Groups such as the Coalition to Protect Retirement Security & Choice, made up primarily of insurance companies, are countering that the proposal will limit consumer access to their local advisor or make it more expensive.

No, that’s not pumpkin scent you smell.

Believe it or not, the majority of brokers and insurance agents that provide retirement advice are not bound by law to act as a fiduciary. In other words, they aren’t legally required to put your interests ahead of their own. These salespeople have only to prove that any advice they provide is “suitable.”

Think of it like shopping for a car. You tell the salesperson that your wife is expecting your first child and that you are shopping for a car for her. He could show you a nice four door sedan with great safety features, good gas mileage, and ample backseat and trunk space. Or, he could recommend a souped-up high performance four-wheel drive SUV. You may be smart enough to know that the SUV may be impractical, but you may not realize that he shows it to everyone because of the higher commission potential, knowing on occasion that someone will buy on impulse.  

Now imagine that you get home with the SUV and your spouse helps you come to your senses and makes you return it. In the car world, you are at least protected by consumer laws that generally give you a cooling off period to change your mind. In the investment world, the standard of suitability means that the broker only has to show that the product will work for you, even if he knows there were superior solutions available at a better price.

A fiduciary standard would require the salesperson to explain and disclose how he gets paid on one vehicle versus the other, and ultimately to steer you to the one that is most prudent for you.

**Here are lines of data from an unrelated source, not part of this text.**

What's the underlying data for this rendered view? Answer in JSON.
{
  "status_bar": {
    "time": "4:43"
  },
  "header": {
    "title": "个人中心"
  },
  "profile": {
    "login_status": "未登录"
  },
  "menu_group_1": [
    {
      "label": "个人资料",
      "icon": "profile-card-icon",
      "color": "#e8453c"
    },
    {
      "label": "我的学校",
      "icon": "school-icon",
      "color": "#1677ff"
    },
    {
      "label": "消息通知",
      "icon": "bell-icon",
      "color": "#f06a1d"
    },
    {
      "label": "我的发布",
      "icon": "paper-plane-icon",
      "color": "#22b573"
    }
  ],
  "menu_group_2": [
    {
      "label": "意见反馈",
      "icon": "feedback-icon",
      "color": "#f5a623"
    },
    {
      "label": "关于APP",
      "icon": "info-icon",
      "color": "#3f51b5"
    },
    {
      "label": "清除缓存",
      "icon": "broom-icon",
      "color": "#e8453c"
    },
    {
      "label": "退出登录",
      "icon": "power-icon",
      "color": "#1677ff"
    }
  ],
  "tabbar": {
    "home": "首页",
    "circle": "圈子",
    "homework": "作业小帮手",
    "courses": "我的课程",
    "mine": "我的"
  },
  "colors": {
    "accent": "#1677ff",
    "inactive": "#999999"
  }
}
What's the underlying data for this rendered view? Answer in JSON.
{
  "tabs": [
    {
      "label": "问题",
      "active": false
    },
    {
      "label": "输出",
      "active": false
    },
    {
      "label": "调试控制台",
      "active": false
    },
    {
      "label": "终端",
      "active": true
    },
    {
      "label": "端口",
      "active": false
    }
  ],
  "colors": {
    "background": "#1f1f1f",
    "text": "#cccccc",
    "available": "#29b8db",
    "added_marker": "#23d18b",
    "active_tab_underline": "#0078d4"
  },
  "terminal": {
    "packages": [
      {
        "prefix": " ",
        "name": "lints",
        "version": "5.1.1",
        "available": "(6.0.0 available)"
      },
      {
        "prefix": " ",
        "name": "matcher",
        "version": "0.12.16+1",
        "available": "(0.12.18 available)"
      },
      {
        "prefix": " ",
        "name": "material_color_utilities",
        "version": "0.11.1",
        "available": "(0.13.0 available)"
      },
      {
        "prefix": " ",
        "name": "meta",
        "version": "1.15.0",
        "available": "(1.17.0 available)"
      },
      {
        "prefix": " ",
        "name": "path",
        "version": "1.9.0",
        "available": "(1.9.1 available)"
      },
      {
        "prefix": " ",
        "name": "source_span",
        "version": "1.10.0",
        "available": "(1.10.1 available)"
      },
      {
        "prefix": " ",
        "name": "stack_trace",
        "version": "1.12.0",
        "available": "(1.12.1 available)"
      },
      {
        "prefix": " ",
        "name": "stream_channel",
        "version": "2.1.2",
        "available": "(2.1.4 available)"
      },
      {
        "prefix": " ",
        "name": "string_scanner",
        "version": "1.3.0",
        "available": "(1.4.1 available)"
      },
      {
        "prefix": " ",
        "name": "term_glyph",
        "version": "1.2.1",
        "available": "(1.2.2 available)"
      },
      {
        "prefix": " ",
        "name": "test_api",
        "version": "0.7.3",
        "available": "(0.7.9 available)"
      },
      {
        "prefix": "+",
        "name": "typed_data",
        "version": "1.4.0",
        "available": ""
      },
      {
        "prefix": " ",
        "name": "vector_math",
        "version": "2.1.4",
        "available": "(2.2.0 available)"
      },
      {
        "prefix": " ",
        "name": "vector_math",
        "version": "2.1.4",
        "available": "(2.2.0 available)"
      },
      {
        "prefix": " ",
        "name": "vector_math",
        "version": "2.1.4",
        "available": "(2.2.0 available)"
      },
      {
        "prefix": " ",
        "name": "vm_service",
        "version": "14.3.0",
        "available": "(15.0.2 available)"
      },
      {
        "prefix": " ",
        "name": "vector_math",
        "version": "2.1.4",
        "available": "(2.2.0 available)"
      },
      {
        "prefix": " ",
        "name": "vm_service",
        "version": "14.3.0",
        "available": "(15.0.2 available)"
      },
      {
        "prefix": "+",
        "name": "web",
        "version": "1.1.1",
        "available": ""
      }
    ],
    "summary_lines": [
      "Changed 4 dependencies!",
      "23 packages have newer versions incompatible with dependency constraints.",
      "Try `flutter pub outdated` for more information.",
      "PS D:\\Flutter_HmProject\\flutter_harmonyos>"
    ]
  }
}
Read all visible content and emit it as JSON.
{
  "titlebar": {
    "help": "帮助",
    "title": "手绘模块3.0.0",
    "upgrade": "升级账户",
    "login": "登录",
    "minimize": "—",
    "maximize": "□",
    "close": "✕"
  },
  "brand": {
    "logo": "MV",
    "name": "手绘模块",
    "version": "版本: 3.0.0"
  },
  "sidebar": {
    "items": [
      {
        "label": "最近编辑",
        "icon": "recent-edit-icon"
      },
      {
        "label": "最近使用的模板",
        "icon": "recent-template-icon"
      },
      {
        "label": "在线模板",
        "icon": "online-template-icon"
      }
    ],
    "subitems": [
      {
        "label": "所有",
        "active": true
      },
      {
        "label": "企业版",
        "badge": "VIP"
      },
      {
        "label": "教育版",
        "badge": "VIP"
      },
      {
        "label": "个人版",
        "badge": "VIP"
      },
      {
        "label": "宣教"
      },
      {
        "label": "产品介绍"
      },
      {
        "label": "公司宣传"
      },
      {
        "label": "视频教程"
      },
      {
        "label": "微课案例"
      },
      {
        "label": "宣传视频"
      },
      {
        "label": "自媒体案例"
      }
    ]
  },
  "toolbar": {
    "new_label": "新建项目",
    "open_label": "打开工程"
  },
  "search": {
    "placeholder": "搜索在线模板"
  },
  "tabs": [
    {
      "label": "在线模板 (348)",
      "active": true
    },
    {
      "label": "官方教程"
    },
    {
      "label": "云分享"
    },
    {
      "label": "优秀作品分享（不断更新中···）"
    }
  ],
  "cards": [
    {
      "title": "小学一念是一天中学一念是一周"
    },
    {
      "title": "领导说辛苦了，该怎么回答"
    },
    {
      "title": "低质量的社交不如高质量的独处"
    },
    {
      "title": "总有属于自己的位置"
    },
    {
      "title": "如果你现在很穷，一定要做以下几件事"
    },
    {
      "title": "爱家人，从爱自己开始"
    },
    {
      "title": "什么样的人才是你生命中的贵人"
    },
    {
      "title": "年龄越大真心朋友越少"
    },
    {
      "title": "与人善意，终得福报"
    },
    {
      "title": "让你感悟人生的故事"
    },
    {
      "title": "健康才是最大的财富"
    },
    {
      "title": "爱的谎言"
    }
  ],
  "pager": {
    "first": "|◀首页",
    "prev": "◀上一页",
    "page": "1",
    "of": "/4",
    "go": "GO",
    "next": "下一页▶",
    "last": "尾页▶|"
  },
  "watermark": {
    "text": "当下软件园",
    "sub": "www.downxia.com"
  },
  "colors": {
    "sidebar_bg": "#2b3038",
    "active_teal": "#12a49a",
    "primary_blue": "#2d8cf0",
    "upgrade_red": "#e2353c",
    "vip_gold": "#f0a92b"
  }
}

I have to admit that my opinion on the matter is biased. You see, as a Registered Investment Advisor, I am legally bound by the Investment Advisors Act of 1940 to act as a fiduciary to my clients. I also hold the CFP® designation, which has standards of conduct for those that provide financial planning services (such as myself) that require a fiduciary duty of care.

Finally, I have made a Fiduciary Standard of Care pledge as a cornerstone of ATX Portfolio Advisors business. I have firmly committed to putting my clients’ interest first and feel that the status quo puts me at an advantage over much of my competition that isn’t required by law or ethical standards to put clients ahead of profits. Oh, and did I forget to mention that we do it quite inexpensively?

If your advisor isn’t a fiduciary, how can you be confidant that he or she is looking out for your best interests? Just like Linus had unwavering faith that the Great Pumpkin would take flight on Halloween, you can hope that Uncle Sam will protect you.

Or you can choose to work with someone who puts your needs first. Happy Halloween!